A policy is a contract and should represent the clear intent of both parties under the agreement. But what happens if what was intended to be covered under a policy is not actually described in the policy?

This happened in Alvarez Ortiz v. Universal Insurance Company,1 where at the time of the claim the policy did not describe coverage for a second floor built on top of the property. However, the insureds alleged that the insurer was negligent and did not make a proper inspection of the property or review the necessary documents or confirm the physical description of the property when the agreement for coverage was made back in 1998. Had the insurer inspected the property in 1998, they would have noticed and understood that the insureds had the clear intention to obtain coverage for the second floor, which was the habitable wooden level of the property, and not the first floor, which was an open cement space available to park cars.
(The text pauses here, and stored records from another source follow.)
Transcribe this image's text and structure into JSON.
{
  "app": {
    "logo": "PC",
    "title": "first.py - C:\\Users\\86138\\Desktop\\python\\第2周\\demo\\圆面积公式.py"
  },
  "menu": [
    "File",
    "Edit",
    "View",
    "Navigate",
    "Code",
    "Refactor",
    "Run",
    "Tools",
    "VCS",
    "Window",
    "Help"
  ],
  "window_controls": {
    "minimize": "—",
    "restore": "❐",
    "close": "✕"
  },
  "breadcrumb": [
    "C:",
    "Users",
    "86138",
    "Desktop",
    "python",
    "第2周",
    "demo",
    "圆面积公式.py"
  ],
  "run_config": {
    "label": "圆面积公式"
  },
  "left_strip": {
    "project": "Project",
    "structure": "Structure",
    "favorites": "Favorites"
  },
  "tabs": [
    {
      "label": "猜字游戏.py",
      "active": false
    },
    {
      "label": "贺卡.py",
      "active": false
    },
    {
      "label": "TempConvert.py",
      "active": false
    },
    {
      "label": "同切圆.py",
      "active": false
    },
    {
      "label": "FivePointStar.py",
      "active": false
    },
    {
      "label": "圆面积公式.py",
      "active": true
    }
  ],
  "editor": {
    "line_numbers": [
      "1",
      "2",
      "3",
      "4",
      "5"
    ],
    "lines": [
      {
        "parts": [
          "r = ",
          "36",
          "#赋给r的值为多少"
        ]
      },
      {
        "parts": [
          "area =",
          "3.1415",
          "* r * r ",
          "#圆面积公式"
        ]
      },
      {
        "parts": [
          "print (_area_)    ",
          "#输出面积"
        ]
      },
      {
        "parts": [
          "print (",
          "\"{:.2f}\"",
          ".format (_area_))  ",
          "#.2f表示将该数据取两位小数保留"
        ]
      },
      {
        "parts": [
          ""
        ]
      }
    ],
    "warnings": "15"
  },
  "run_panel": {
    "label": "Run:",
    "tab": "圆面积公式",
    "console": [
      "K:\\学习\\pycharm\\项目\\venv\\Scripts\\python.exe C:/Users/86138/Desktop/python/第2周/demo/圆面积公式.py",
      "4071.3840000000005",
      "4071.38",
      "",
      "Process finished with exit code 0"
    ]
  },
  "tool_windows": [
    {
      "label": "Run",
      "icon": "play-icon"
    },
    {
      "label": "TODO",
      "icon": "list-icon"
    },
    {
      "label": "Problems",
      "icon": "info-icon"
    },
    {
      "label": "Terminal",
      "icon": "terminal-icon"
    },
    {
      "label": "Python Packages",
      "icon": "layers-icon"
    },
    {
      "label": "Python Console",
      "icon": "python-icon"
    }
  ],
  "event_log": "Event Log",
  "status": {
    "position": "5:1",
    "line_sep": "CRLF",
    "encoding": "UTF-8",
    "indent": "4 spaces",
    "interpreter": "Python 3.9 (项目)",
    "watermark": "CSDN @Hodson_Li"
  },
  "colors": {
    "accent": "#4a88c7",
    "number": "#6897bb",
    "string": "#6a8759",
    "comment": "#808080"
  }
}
The property had been described under the policy as only one floor built in cement; therefore, the insurer denied coverage for the damages suffered on the second floor built in wood. The policy had been in effect for more than fifteen years, and the insurer never inspected to confirm the property under coverage. The first time the insurer sent an adjuster to inspect the property and found the policy description did not match was in 2017 after Hurricane Maria damaged the property.

The insured sued the insurer for denying insurance coverage. The insurer filed a Motion for Summary Judgement in the First Instance Court of Puerto Rico (trial court), claiming they denied coverage because the damages occurred on the second floor of the property – built in wood – and the policy only covered the first floor built in cement. The trial court denied the Motion for Summary Judgement, and the insurer appealed. The Court of Appeals reversed the trial court ruling concluding there was only one question in controversy: Are the damages to the second floor claimed by the insured covered under the policy? The appellate court’s response was no, the policy was clear that it only covered the first floor in cement. The Court of Appeals granted the insurer’s Summary Judgement because the insured should have known that his policy only covered the first floor, which was the only cement structure on the property.

The court held that, in Puerto Rico, the responsibility of confirming the correct and complete description of the property on the policy was not only the insurer, but the insured was also responsible for confirming the property was correctly described and covered under the policy. Insureds should carefully read their policy and make sure the coverage is as they intended for their property.
1 Alvarez Ortiz v. Universal Ins. Co., 2019 WL 4410027 (P.R. App. June 14, 2019).